In the valley, stay at Encuentro Guadalupe, a 24-room boutique hotel and winery with individual cabins on a wildlife reserve that appear to blend into the vast dry mountainous landscape. Each of the eco lofts has large windows and private terraces, so you can privately enjoy a sea breeze over neighboring vineyards, scenic sunset and star-studded night skies. Though the food and wine at Encuentro are notable, some of the best restaurants and wineries are located only minutes away.
Wellness in Tecate
On the border of San Diego and Tecate lies Rancho La Puerta, a destination spa resort that has been inspiring wellness for 80 years. Here you can stay in a Spanish-style casita surrounded by 4,000 acres of beautifully manicured gardens and the sacred Kuuchamaa Mountain.
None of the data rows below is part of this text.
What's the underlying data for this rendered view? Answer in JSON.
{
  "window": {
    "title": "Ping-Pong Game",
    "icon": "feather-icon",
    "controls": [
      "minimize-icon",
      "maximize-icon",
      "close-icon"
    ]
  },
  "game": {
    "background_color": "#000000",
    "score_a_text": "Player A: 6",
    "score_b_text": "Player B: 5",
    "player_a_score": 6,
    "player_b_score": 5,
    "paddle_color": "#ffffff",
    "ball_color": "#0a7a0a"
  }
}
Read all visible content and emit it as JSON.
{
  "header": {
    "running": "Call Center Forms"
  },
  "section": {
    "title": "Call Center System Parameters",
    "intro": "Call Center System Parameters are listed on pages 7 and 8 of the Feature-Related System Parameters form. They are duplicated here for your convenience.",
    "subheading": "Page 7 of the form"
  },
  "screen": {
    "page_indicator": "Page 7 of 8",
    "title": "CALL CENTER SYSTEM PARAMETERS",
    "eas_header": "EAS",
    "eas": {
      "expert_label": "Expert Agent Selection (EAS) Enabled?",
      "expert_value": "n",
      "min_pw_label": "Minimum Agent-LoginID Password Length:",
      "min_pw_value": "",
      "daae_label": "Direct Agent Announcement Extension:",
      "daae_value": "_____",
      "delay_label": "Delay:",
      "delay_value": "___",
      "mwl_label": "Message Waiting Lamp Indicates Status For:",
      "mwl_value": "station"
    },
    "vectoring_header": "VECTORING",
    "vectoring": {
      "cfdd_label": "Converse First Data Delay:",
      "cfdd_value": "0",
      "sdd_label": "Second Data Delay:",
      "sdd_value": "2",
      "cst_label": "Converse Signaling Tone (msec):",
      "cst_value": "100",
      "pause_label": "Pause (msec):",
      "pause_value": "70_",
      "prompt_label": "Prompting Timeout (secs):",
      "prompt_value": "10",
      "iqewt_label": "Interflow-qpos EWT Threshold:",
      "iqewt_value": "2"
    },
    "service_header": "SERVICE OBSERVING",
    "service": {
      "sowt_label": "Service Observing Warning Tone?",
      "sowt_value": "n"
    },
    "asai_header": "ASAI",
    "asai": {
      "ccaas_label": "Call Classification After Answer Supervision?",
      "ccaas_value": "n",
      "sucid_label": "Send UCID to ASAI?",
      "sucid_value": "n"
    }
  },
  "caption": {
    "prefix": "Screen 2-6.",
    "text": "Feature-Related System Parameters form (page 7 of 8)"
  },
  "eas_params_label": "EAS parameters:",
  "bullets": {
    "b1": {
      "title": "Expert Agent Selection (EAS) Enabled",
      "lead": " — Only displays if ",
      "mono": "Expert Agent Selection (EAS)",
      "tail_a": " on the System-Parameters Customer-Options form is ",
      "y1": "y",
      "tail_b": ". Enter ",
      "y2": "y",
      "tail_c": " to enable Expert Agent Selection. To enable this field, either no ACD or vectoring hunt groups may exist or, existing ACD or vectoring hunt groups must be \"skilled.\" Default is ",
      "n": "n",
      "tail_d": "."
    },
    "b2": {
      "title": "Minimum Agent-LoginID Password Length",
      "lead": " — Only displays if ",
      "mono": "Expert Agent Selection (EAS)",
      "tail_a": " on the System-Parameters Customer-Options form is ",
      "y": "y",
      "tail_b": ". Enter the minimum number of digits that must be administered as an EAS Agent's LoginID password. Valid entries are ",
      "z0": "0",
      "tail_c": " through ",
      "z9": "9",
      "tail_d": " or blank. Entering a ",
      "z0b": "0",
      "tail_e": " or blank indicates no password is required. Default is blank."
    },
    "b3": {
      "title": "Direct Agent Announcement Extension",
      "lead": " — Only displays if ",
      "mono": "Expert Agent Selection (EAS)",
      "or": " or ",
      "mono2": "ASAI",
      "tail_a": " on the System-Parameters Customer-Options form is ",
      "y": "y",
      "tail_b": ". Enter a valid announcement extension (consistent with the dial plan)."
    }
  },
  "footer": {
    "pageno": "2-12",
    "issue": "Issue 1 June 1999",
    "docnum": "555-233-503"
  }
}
All-inclusive rates give you access to over 50 fitness classes each day, healthy and delicious farm-to-table meals, as well as presentations by wellness coaches. You can also experience some natural spa treatments and holistic therapies unique to The Rancho La Puerta. Plan to stay for at least a week if you want to avail the full experience.
Sun and Beach in South Baja
Southern Baja is a popular destination known for its year-round warm weather warm, turquoise blue waters and white sand beaches. Los Cabos International Airport is well connected to cities across the U.S. Once you arrive, you can head to either of the two main cities located only a few minutes away—Cabo San Lucas and San Jose del Cabo.
Cabo San Lucas
Cabo San Lucas is a haven for those who like to swim, kayak, fish, snorkel, sail or just relax at the beach. Most resorts and timeshares are located in the southern tip of Baja California Sur near Cabo San Lucas.
The luxurious The Cape – A Thompson Hotel overlooks the Sea of Cortez and granite formations called El Arco. Local architects and artists partnered to design the hotel that blends in with the surroundings and maintains a vibrant 1960s Baja-meets-Southern California vibe. Start your day with a swim in the infinity pool, walk along the secluded beach and dine at Manta, an Asian-Peruvian-Mexican fusion restaurant.
The marina at Cabo San Lucas is dotted with bars, restaurants and shopping. This is also a meeting point for most tours, including snorkel and sightseeing sails. A must is to cruise along Land’s End with a local operator, Pez Gato. They offer smaller group excursions so you can have a safe and leisure experience watching the colorful marine life in the shallow waters at Santa Maria Bay.
San Jose del Cabo
The neighboring city of San Jose del Cabo is more historic. Colorful buildings located along cobblestone streets offer the authenticity of an old Spanish town. Here you are less likely to be bothered by peddlers as local families stroll through the main square across the Parroquia San José (a mission church).
There are lots of art galleries, boutique shops, bars and cafés within walking distance. But the main reason to come to San Jose del Cabo is for the food. Unlike San Lucas, there are more Mexican mom and pop restaurants here specializing in tacos, seafood, margaritas and churros.
To discover some of the best architectural and culinary secrets of the area, take a guided walking food tour with Juan More Taco, a locally-owned and operated tour company.
Baja California is one of the safest places in Mexico. No matter which part you choose to explore first, you will find that the people are friendly and welcoming, taking pride in their land and culture.
~ Written for and published by Cuisine Noir Magazine. All rights reserved.